Prof. Ruth Okediji of Harvard Law delivers 41st Foulston Siefkin Lecture

Photograph: Ruth OkedijiOn April 12, Professor Ruth Okediji of Harvard Law School delivered the 41st Foulston Siefkin LLP Lecture to a standing-room-only crowd at Washburn Law. Her presentation “The Right to Own?: Protecting Indigenous Peoples’ Knowledge in the Age of Intellectual Property” delved into the complicated and ever-evolving intellectual property (IP) issues surrounding traditional knowledge and genetic resources.

Jordan Z. Dillon, 2017-18 editor-in-chief of the Washburn Law Journal, contextualized the lecture’s topic within the journal’s theme for volume 57: change and reaction to change. “The world around us, and the law, are changing faster and faster every year. If what we have is constantly changing, what does it mean to have something, to own something? We have to challenge our assumptions,” he said.

Okediji described the “complex international framework” across which traditional knowledge is spread, including all areas of conventional IP law: patents, copyrights, trademarks, and trade secrets. She focused on the tensions which slow and muddle conclusive policy regulations among various stakeholders, including inventors, policymakers, indigenous peoples, and IP administrators.
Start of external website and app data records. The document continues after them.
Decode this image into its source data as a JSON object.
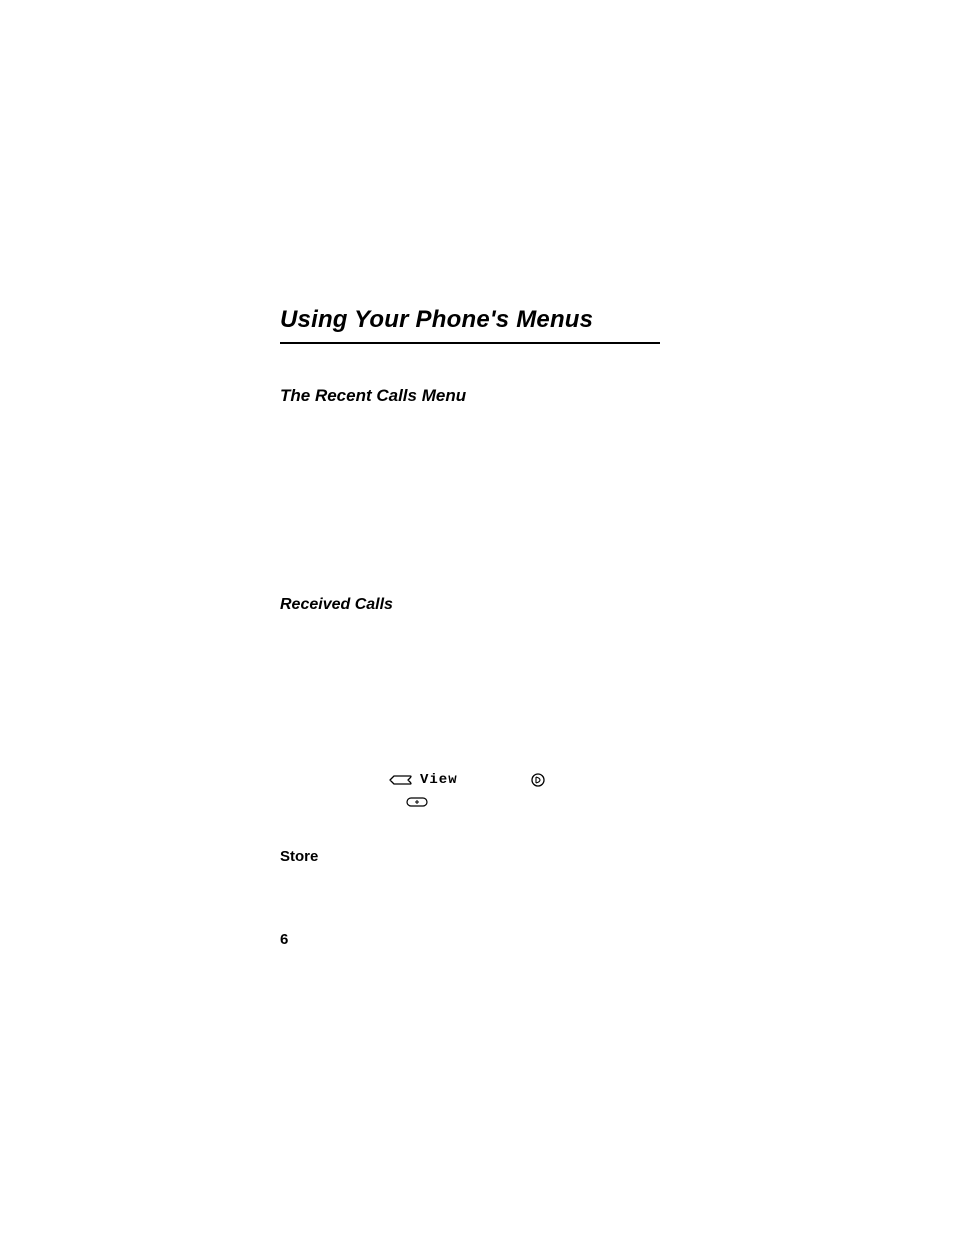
{
  "chapter": {
    "title": "Using Your Phone's Menus"
  },
  "section": {
    "title": "The Recent Calls Menu"
  },
  "subsection": {
    "title": "Received Calls"
  },
  "inline": {
    "view_label": "View",
    "store_label": "Store"
  },
  "footer": {
    "page_number": "6"
  }
}
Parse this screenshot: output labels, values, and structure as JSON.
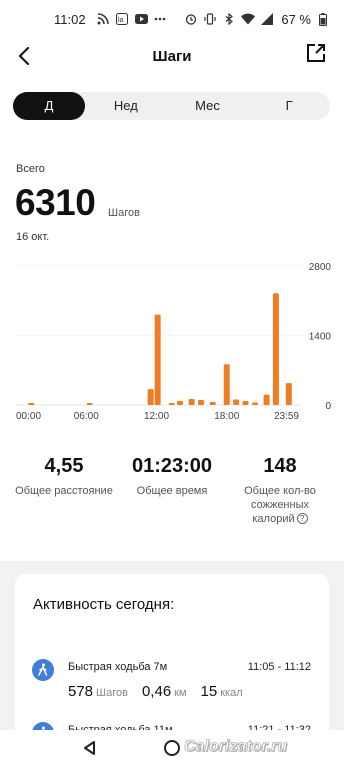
{
  "status_bar": {
    "time": "11:02",
    "battery": "67 %",
    "icons": [
      "rss-icon",
      "app-icon",
      "youtube-icon",
      "dots-icon",
      "alarm-icon",
      "vibrate-icon",
      "bluetooth-icon",
      "wifi-icon",
      "signal-icon",
      "battery-icon"
    ]
  },
  "header": {
    "title": "Шаги"
  },
  "tabs": [
    {
      "label": "Д",
      "active": true
    },
    {
      "label": "Нед",
      "active": false
    },
    {
      "label": "Мес",
      "active": false
    },
    {
      "label": "Г",
      "active": false
    }
  ],
  "summary": {
    "label": "Всего",
    "value": "6310",
    "unit": "Шагов",
    "date": "16 окт."
  },
  "chart_data": {
    "type": "bar",
    "x_tick_labels": [
      "00:00",
      "06:00",
      "12:00",
      "18:00",
      "23:59"
    ],
    "y_tick_labels": [
      "2800",
      "1400",
      "0"
    ],
    "ylim": [
      0,
      2800
    ],
    "bar_color": "#ef7d22",
    "x_hours": [
      1.3,
      6.3,
      11.5,
      12.1,
      13.3,
      14.0,
      15.0,
      15.8,
      16.8,
      18.0,
      18.8,
      19.6,
      20.4,
      21.4,
      22.2,
      23.3
    ],
    "values": [
      20,
      20,
      320,
      1820,
      35,
      80,
      120,
      100,
      60,
      820,
      110,
      80,
      50,
      210,
      2250,
      440
    ]
  },
  "stats": [
    {
      "value": "4,55",
      "label": "Общее расстояние"
    },
    {
      "value": "01:23:00",
      "label": "Общее время"
    },
    {
      "value": "148",
      "label_line1": "Общее кол-во",
      "label_line2": "сожженных",
      "label_line3": "калорий"
    }
  ],
  "activity": {
    "title": "Активность сегодня",
    "items": [
      {
        "name": "Быстрая ходьба 7м",
        "time": "11:05 - 11:12",
        "steps": "578",
        "steps_unit": "Шагов",
        "distance": "0,46",
        "distance_unit": "км",
        "calories": "15",
        "calories_unit": "ккал"
      },
      {
        "name": "Быстрая ходьба 11м",
        "time": "11:21 - 11:32"
      }
    ]
  },
  "watermark": "Calorizator.ru"
}
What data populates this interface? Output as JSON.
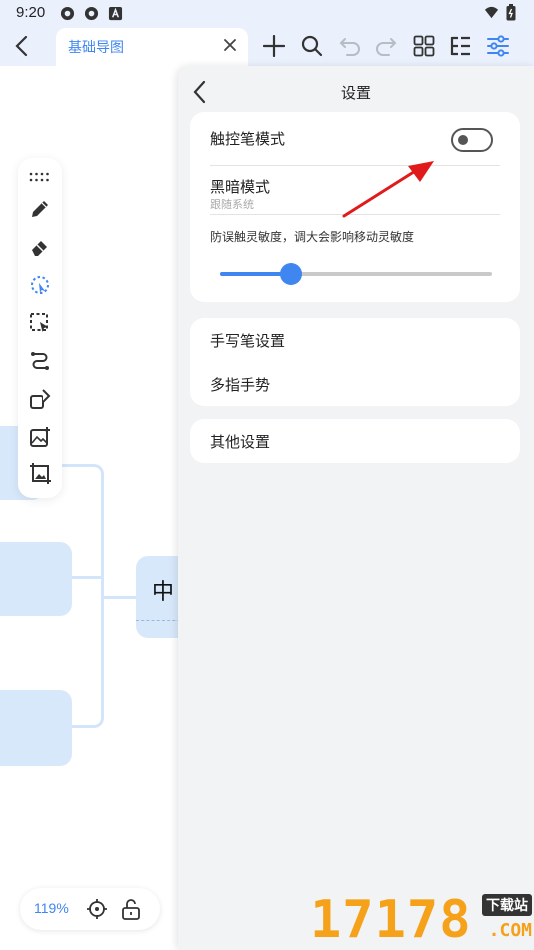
{
  "status_bar": {
    "time": "9:20",
    "icons": [
      "gear-icon",
      "gear-icon",
      "a-badge-icon"
    ],
    "right_icons": [
      "wifi-icon",
      "battery-icon"
    ]
  },
  "toolbar": {
    "back_icon": "chevron-left-icon",
    "tab_title": "基础导图",
    "tab_close_icon": "close-icon",
    "actions": [
      "plus-icon",
      "search-icon",
      "undo-icon",
      "redo-icon",
      "grid-icon",
      "outline-icon",
      "sliders-icon"
    ]
  },
  "canvas": {
    "center_node_text": "中",
    "left_tools": [
      "more-dots-icon",
      "pen-icon",
      "eraser-icon",
      "lasso-icon",
      "select-icon",
      "path-icon",
      "shapes-icon",
      "image-add-icon",
      "image-crop-icon"
    ],
    "zoom_level": "119%",
    "zoom_icons": [
      "locate-icon",
      "unlock-icon"
    ]
  },
  "settings": {
    "title": "设置",
    "stylus_mode_label": "触控笔模式",
    "stylus_mode_on": false,
    "dark_mode_label": "黑暗模式",
    "dark_mode_value": "跟随系统",
    "sensitivity_label": "防误触灵敏度，调大会影响移动灵敏度",
    "sensitivity_value": 0.26,
    "handwriting_label": "手写笔设置",
    "multi_touch_label": "多指手势",
    "other_label": "其他设置"
  },
  "colors": {
    "accent": "#3f86f0",
    "node": "#d8e8fb",
    "annotation_arrow": "#e01b1b"
  },
  "watermark": {
    "text": "17178",
    "sub": "下载站",
    "domain": ".COM"
  }
}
“The mismatch we often see is between the intellectual property system and the way in which indigenous groups view questions of ownership, access, and use,” she said. “It’s an international issue in many ways, and it’s been escalating in the past 10 years. The heart of the issue tends to be the interface between what many indigenous folks would refer to as misappropriation of their knowledge; misappropriation of genetic resources, both human and plant; [as well as] misappropriation of traditional knowledge surrounding how that genetic resource might be used.”

Okediji explained that scientists and inventors often learn about traditional resources and practices through observation, then race back to their own countries to patent the knowledge. The issue of unfairness is raised when that individual or entity refuses to share royalties with the originators of the knowledge.

“Many indigenous peoples tend to be the poorest, most politically marginalized, and most ignored communities around the world,” she said, expounding that to not recognize the value, both economic and noneconomic, that indigenous knowledge brings, is to continue to exclude them from their national discourses. 

Okediji concluded that various innovations; specifically medical, environmental, and biotechnological; “rest on the shoulders of the most vulnerable global populations,” requiring further consideration of how indigenous peoples’ traditional knowledge can be protected from misuse and misappropriation without slowing advancement of necessary products like medicine.

“Many industries in the United States alone would be impacted by a rule that said indigenous groups are entitled to control the plants and any knowledge they’ve cultivated about those plants over the years,” she said. “But in the absence of property rights, you can still have an obligation to share the results of commercialization with the groups from whom you got that knowledge.”

For more information about the lecture, please see the 2018 lecture page.